▶ [Assigned task]: Your reply must be one number: the count of lines in the data below that contain "this".

▶ [Source data]:
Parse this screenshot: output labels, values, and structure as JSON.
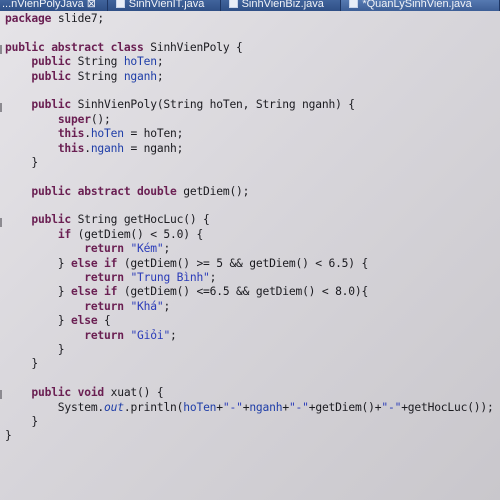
{
  "tabs": [
    {
      "label": "...nVienPolyJava ⊠"
    },
    {
      "label": "SinhVienIT.java"
    },
    {
      "label": "SinhVienBiz.java"
    },
    {
      "label": "*QuanLySinhVien.java"
    }
  ],
  "colors": {
    "keyword": "#6a1f52",
    "field": "#1f3ea8",
    "string": "#2a3bb8",
    "text": "#1b1b20",
    "tab_bar": "#2f4f86"
  },
  "code": [
    [
      {
        "t": "package",
        "k": "kw"
      },
      {
        "t": " slide7;"
      }
    ],
    [],
    [
      {
        "t": "public abstract class",
        "k": "kw"
      },
      {
        "t": " SinhVienPoly {"
      }
    ],
    [
      {
        "t": "    "
      },
      {
        "t": "public",
        "k": "kw"
      },
      {
        "t": " String "
      },
      {
        "t": "hoTen",
        "k": "fld"
      },
      {
        "t": ";"
      }
    ],
    [
      {
        "t": "    "
      },
      {
        "t": "public",
        "k": "kw"
      },
      {
        "t": " String "
      },
      {
        "t": "nganh",
        "k": "fld"
      },
      {
        "t": ";"
      }
    ],
    [],
    [
      {
        "t": "    "
      },
      {
        "t": "public",
        "k": "kw"
      },
      {
        "t": " SinhVienPoly(String hoTen, String nganh) {"
      }
    ],
    [
      {
        "t": "        "
      },
      {
        "t": "super",
        "k": "kw"
      },
      {
        "t": "();"
      }
    ],
    [
      {
        "t": "        "
      },
      {
        "t": "this",
        "k": "kw"
      },
      {
        "t": "."
      },
      {
        "t": "hoTen",
        "k": "fld"
      },
      {
        "t": " = hoTen;"
      }
    ],
    [
      {
        "t": "        "
      },
      {
        "t": "this",
        "k": "kw"
      },
      {
        "t": "."
      },
      {
        "t": "nganh",
        "k": "fld"
      },
      {
        "t": " = nganh;"
      }
    ],
    [
      {
        "t": "    }"
      }
    ],
    [],
    [
      {
        "t": "    "
      },
      {
        "t": "public abstract double",
        "k": "kw"
      },
      {
        "t": " getDiem();"
      }
    ],
    [],
    [
      {
        "t": "    "
      },
      {
        "t": "public",
        "k": "kw"
      },
      {
        "t": " String getHocLuc() {"
      }
    ],
    [
      {
        "t": "        "
      },
      {
        "t": "if",
        "k": "kw"
      },
      {
        "t": " (getDiem() < 5.0) {"
      }
    ],
    [
      {
        "t": "            "
      },
      {
        "t": "return",
        "k": "kw"
      },
      {
        "t": " "
      },
      {
        "t": "\"Kém\"",
        "k": "str"
      },
      {
        "t": ";"
      }
    ],
    [
      {
        "t": "        } "
      },
      {
        "t": "else if",
        "k": "kw"
      },
      {
        "t": " (getDiem() >= 5 && getDiem() < 6.5) {"
      }
    ],
    [
      {
        "t": "            "
      },
      {
        "t": "return",
        "k": "kw"
      },
      {
        "t": " "
      },
      {
        "t": "\"Trung Bình\"",
        "k": "str"
      },
      {
        "t": ";"
      }
    ],
    [
      {
        "t": "        } "
      },
      {
        "t": "else if",
        "k": "kw"
      },
      {
        "t": " (getDiem() <=6.5 && getDiem() < 8.0){"
      }
    ],
    [
      {
        "t": "            "
      },
      {
        "t": "return",
        "k": "kw"
      },
      {
        "t": " "
      },
      {
        "t": "\"Khá\"",
        "k": "str"
      },
      {
        "t": ";"
      }
    ],
    [
      {
        "t": "        } "
      },
      {
        "t": "else",
        "k": "kw"
      },
      {
        "t": " {"
      }
    ],
    [
      {
        "t": "            "
      },
      {
        "t": "return",
        "k": "kw"
      },
      {
        "t": " "
      },
      {
        "t": "\"Giỏi\"",
        "k": "str"
      },
      {
        "t": ";"
      }
    ],
    [
      {
        "t": "        }"
      }
    ],
    [
      {
        "t": "    }"
      }
    ],
    [],
    [
      {
        "t": "    "
      },
      {
        "t": "public void",
        "k": "kw"
      },
      {
        "t": " xuat() {"
      }
    ],
    [
      {
        "t": "        System."
      },
      {
        "t": "out",
        "k": "sta"
      },
      {
        "t": ".println("
      },
      {
        "t": "hoTen",
        "k": "fld"
      },
      {
        "t": "+"
      },
      {
        "t": "\"-\"",
        "k": "str"
      },
      {
        "t": "+"
      },
      {
        "t": "nganh",
        "k": "fld"
      },
      {
        "t": "+"
      },
      {
        "t": "\"-\"",
        "k": "str"
      },
      {
        "t": "+getDiem()+"
      },
      {
        "t": "\"-\"",
        "k": "str"
      },
      {
        "t": "+getHocLuc());"
      }
    ],
    [
      {
        "t": "    }"
      }
    ],
    [
      {
        "t": "}"
      }
    ]
  ]
}
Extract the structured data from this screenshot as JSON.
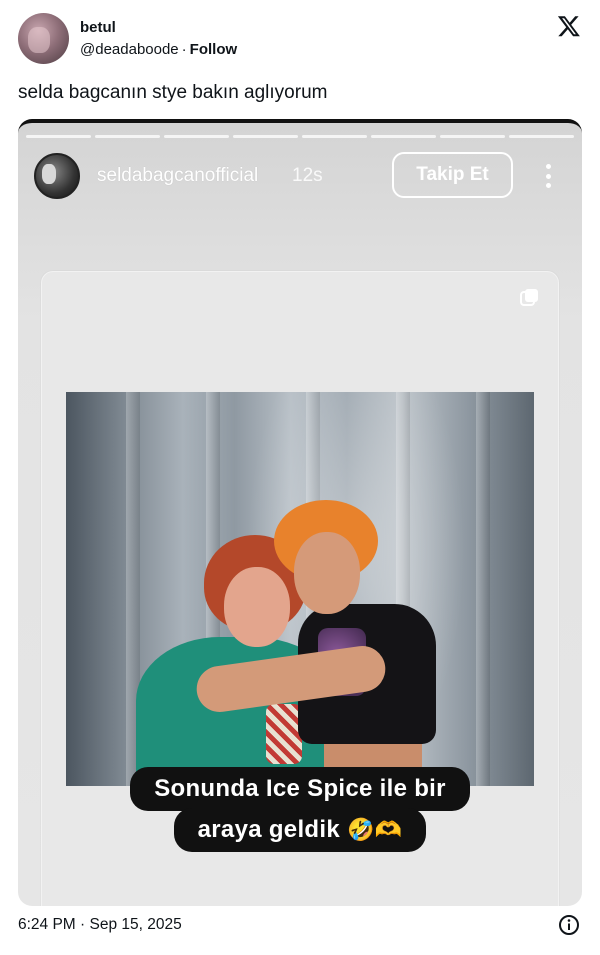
{
  "tweet": {
    "author_name": "betul",
    "author_handle": "@deadaboode",
    "separator": "·",
    "follow_label": "Follow",
    "text": "selda bagcanın stye bakın aglıyorum",
    "timestamp": "6:24 PM · Sep 15, 2025",
    "platform_icon": "x-logo-icon",
    "info_icon": "info-icon"
  },
  "story": {
    "username": "seldabagcanofficial",
    "time": "12s",
    "follow_button": "Takip Et",
    "more_icon": "more-vertical-icon",
    "progress_segments": 8,
    "caption_line1": "Sonunda Ice Spice ile bir",
    "caption_line2": "araya geldik",
    "caption_emoji": "🤣🫶",
    "card_icon": "copy-icon"
  },
  "colors": {
    "text": "#0f1419",
    "story_background": "#e3e3e3",
    "caption_background": "#111111",
    "caption_text": "#ffffff"
  }
}
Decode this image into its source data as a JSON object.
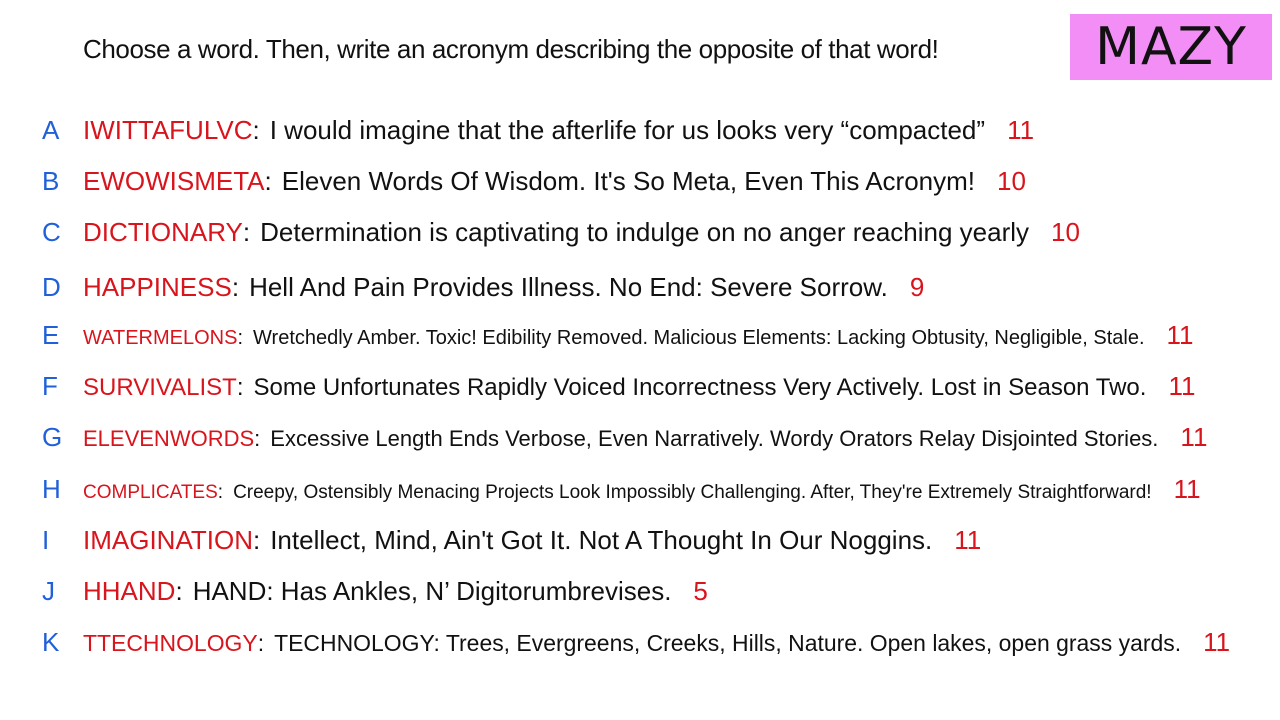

▶ [Final answer]: 5